:: The input

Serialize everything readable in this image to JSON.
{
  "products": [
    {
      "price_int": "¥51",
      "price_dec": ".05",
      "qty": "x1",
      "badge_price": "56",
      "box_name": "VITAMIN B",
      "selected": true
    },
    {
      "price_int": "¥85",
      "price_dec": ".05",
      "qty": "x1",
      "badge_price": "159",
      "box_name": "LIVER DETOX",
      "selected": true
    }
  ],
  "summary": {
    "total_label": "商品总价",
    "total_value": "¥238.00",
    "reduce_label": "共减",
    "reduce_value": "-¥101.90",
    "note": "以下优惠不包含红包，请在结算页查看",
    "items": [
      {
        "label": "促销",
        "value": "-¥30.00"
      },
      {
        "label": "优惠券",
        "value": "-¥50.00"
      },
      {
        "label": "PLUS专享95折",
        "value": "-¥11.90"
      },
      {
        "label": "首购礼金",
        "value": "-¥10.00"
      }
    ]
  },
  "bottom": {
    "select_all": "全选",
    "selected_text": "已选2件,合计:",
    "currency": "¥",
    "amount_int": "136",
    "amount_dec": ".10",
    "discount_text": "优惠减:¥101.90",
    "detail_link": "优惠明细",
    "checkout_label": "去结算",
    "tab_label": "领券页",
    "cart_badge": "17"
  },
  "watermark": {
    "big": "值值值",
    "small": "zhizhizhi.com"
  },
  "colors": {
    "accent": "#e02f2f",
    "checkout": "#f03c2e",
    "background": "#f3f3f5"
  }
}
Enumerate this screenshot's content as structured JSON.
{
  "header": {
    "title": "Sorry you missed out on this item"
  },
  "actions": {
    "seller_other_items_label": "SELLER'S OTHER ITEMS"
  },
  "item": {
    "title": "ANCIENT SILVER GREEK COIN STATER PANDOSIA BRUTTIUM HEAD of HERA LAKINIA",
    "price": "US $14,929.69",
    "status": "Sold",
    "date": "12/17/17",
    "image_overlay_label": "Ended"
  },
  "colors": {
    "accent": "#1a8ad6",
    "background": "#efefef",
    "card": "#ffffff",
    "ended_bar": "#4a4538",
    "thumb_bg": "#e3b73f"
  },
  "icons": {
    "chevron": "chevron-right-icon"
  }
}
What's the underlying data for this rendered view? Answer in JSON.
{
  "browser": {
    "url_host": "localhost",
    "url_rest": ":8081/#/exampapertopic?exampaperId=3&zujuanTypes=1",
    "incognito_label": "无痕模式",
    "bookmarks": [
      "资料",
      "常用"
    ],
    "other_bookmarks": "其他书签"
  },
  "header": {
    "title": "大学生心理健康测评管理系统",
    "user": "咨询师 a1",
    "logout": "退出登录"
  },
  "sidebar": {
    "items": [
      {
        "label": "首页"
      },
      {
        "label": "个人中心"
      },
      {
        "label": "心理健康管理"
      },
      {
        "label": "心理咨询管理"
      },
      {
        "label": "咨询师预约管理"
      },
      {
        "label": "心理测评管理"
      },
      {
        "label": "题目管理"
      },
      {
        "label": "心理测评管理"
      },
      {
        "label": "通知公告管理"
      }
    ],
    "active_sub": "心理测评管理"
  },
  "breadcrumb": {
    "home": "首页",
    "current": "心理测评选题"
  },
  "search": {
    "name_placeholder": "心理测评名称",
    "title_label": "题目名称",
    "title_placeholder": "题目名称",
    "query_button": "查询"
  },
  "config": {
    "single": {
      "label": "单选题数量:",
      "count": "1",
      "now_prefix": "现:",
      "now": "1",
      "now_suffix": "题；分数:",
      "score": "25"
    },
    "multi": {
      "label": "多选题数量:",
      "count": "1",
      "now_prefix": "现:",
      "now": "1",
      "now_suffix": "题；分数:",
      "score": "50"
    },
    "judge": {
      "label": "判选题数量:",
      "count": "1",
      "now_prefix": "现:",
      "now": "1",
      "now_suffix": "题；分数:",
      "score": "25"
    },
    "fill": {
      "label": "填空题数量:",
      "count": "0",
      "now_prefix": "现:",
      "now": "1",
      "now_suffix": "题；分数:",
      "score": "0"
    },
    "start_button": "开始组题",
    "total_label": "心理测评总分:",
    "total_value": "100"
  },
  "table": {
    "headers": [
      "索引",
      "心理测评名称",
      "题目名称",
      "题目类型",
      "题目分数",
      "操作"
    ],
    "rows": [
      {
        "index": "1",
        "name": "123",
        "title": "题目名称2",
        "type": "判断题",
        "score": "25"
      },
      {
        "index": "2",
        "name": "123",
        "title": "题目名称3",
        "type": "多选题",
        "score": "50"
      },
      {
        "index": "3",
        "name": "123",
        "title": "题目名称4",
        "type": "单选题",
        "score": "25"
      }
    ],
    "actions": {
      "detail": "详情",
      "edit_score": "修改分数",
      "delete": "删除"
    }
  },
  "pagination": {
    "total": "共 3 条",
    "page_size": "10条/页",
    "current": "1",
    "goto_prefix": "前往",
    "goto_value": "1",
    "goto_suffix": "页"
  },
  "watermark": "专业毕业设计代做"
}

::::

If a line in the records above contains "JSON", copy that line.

Serialize everything readable in this image to JSON.
Enumerate this screenshot's content as structured JSON.
What's the underlying data for this rendered view? Answer in JSON.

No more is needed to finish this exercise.